* _DIRECTIONS FOR THIS TASK_:
Would you copy each line of the records that includes the word "face"?

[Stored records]

------

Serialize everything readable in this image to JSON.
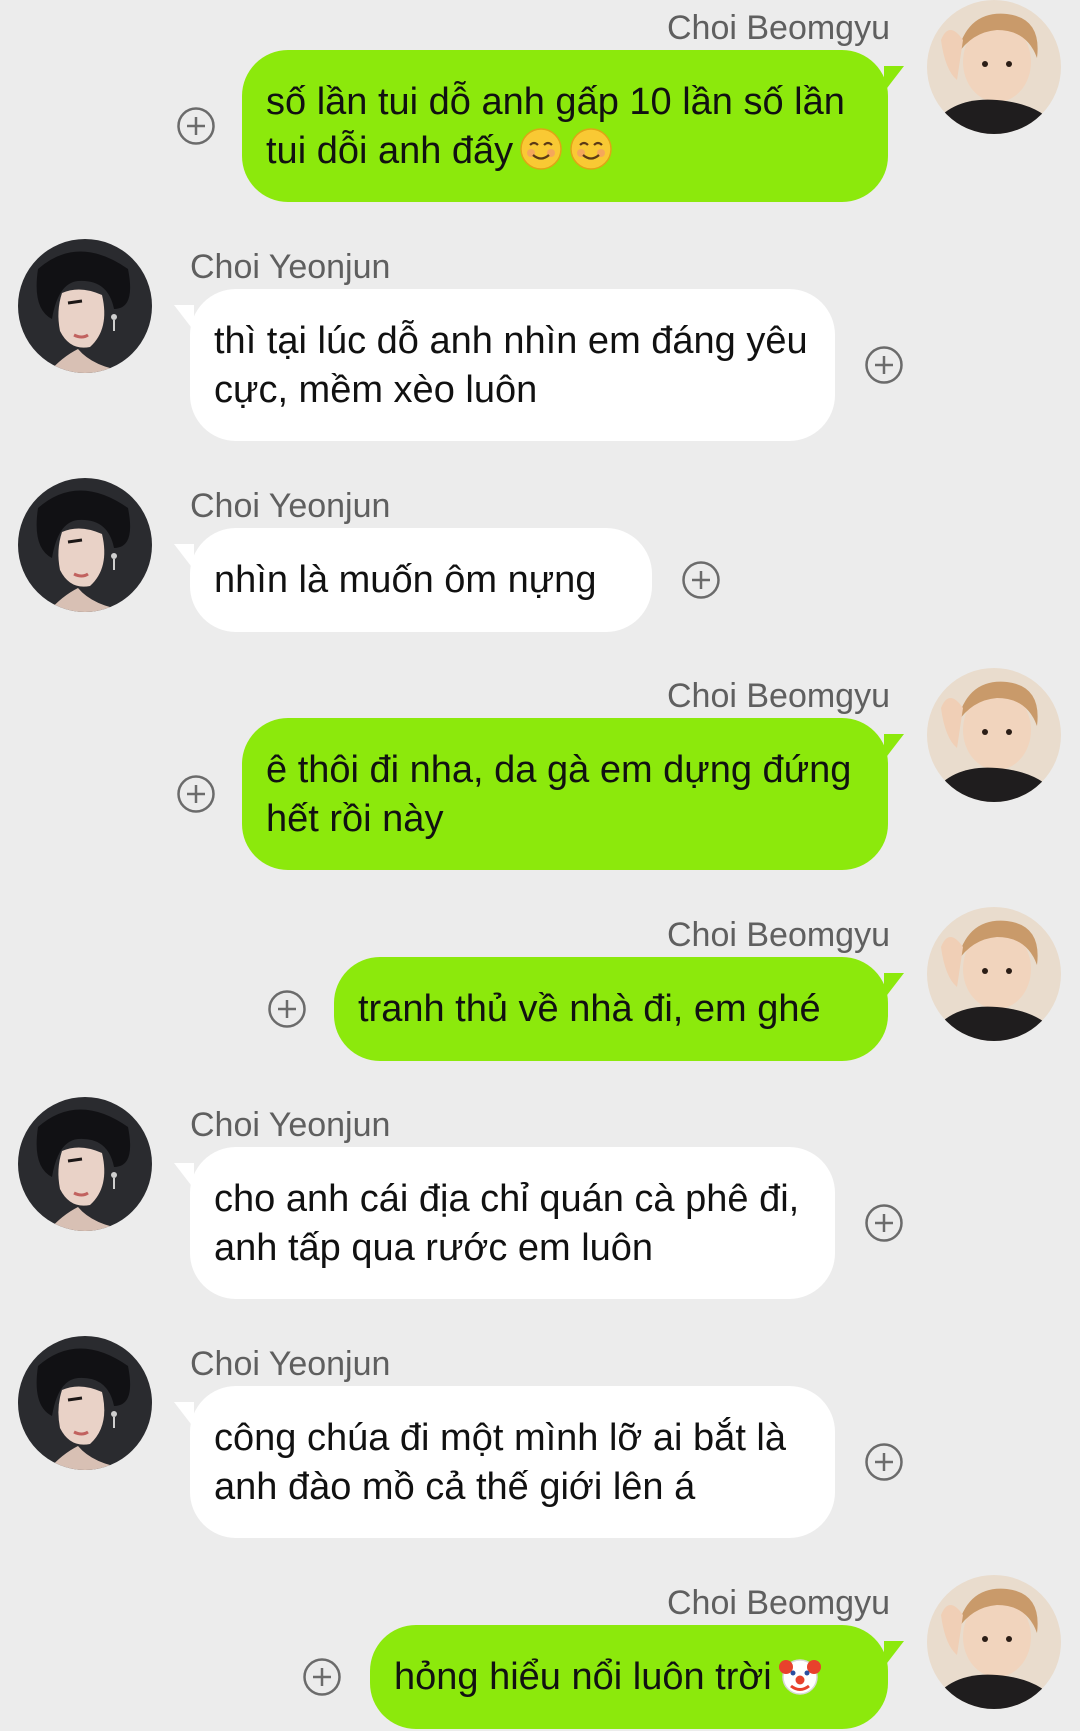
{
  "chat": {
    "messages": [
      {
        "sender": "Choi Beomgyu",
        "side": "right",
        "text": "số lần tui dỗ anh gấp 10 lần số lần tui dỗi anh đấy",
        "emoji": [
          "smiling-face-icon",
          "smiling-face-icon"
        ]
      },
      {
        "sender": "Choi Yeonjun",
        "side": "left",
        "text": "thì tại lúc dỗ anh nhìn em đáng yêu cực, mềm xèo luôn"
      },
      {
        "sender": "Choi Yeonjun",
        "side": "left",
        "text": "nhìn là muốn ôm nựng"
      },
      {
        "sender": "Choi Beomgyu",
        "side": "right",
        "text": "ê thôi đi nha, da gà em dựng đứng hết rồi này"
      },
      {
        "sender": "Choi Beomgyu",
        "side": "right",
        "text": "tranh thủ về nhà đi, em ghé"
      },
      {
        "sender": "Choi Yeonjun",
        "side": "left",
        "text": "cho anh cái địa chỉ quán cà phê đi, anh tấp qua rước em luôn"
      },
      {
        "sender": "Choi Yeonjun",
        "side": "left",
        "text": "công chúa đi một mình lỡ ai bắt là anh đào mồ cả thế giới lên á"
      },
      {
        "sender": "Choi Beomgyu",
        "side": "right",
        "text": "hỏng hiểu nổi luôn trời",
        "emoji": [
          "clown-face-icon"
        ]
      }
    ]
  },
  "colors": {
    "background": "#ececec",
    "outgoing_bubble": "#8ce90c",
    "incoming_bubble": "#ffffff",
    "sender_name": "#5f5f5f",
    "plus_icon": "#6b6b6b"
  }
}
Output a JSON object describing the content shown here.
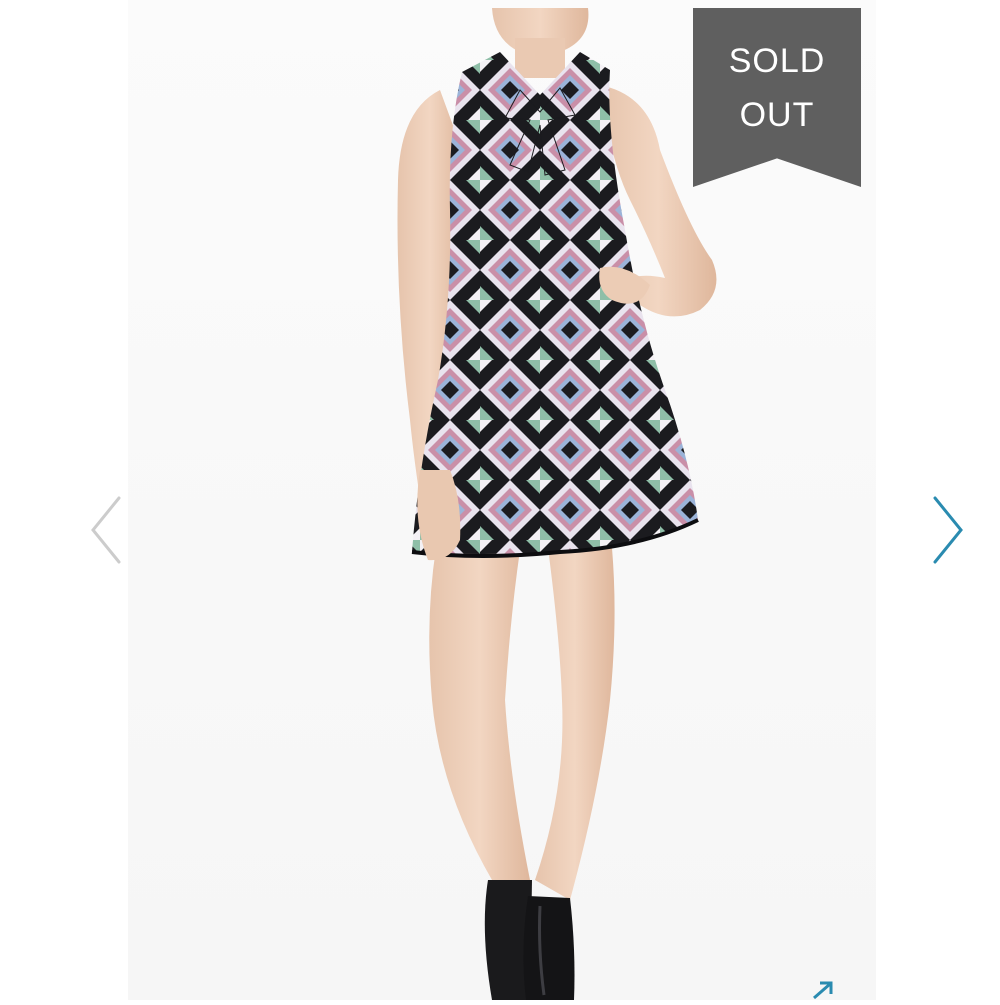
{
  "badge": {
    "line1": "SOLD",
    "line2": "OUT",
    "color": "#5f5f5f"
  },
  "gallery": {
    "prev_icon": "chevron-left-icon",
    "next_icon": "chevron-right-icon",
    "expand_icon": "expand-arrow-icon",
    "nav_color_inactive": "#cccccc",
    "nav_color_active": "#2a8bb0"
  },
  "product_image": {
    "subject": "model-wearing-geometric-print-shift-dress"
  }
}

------

* _RESULT OF THE EXERCISE_:
          "smiling-face-icon",
          "smiling-face-icon"
          "clown-face-icon"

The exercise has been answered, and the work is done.